[ASSIGNMENT]:
Write out the listing verbatim. No pictures belong in it.

[EXERCISE INPUTS]:

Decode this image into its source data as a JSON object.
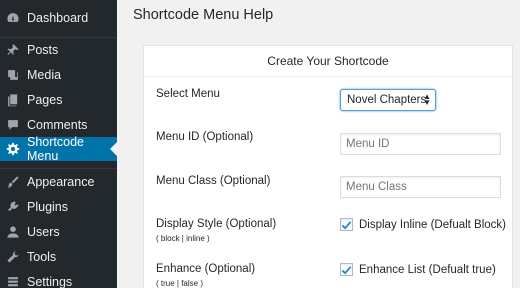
{
  "sidebar": {
    "items": [
      {
        "label": "Dashboard",
        "icon": "dashboard-icon"
      },
      {
        "label": "Posts",
        "icon": "pin-icon"
      },
      {
        "label": "Media",
        "icon": "media-icon"
      },
      {
        "label": "Pages",
        "icon": "pages-icon"
      },
      {
        "label": "Comments",
        "icon": "comments-icon"
      },
      {
        "label": "Shortcode Menu",
        "icon": "gear-icon",
        "active": true
      },
      {
        "label": "Appearance",
        "icon": "brush-icon"
      },
      {
        "label": "Plugins",
        "icon": "plugin-icon"
      },
      {
        "label": "Users",
        "icon": "users-icon"
      },
      {
        "label": "Tools",
        "icon": "wrench-icon"
      },
      {
        "label": "Settings",
        "icon": "settings-icon"
      }
    ]
  },
  "page": {
    "title": "Shortcode Menu Help"
  },
  "panel": {
    "title": "Create Your Shortcode",
    "select_menu": {
      "label": "Select Menu",
      "value": "Novel Chapters"
    },
    "menu_id": {
      "label": "Menu ID (Optional)",
      "placeholder": "Menu ID"
    },
    "menu_class": {
      "label": "Menu Class (Optional)",
      "placeholder": "Menu Class"
    },
    "display_style": {
      "label": "Display Style (Optional)",
      "hint": "( block | inline )",
      "checkbox_label": "Display Inline (Defualt Block)",
      "checked": true
    },
    "enhance": {
      "label": "Enhance (Optional)",
      "hint": "( true | false )",
      "checkbox_label": "Enhance List (Defualt true)",
      "checked": true
    }
  },
  "colors": {
    "sidebar_bg": "#23282d",
    "active_bg": "#0073aa",
    "check": "#1e8cbe"
  }
}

[EXPECTED OUTPUT]:
Decode this image into its source data as a JSON object.
{
  "sidebar": {
    "items": [
      {
        "label": "Dashboard",
        "icon": "dashboard-icon"
      },
      {
        "label": "Posts",
        "icon": "pin-icon"
      },
      {
        "label": "Media",
        "icon": "media-icon"
      },
      {
        "label": "Pages",
        "icon": "pages-icon"
      },
      {
        "label": "Comments",
        "icon": "comments-icon"
      },
      {
        "label": "Shortcode Menu",
        "icon": "gear-icon",
        "active": true
      },
      {
        "label": "Appearance",
        "icon": "brush-icon"
      },
      {
        "label": "Plugins",
        "icon": "plugin-icon"
      },
      {
        "label": "Users",
        "icon": "users-icon"
      },
      {
        "label": "Tools",
        "icon": "wrench-icon"
      },
      {
        "label": "Settings",
        "icon": "settings-icon"
      }
    ]
  },
  "page": {
    "title": "Shortcode Menu Help"
  },
  "panel": {
    "title": "Create Your Shortcode",
    "select_menu": {
      "label": "Select Menu",
      "value": "Novel Chapters"
    },
    "menu_id": {
      "label": "Menu ID (Optional)",
      "placeholder": "Menu ID"
    },
    "menu_class": {
      "label": "Menu Class (Optional)",
      "placeholder": "Menu Class"
    },
    "display_style": {
      "label": "Display Style (Optional)",
      "hint": "( block | inline )",
      "checkbox_label": "Display Inline (Defualt Block)",
      "checked": true
    },
    "enhance": {
      "label": "Enhance (Optional)",
      "hint": "( true | false )",
      "checkbox_label": "Enhance List (Defualt true)",
      "checked": true
    }
  },
  "colors": {
    "sidebar_bg": "#23282d",
    "active_bg": "#0073aa",
    "check": "#1e8cbe"
  }
}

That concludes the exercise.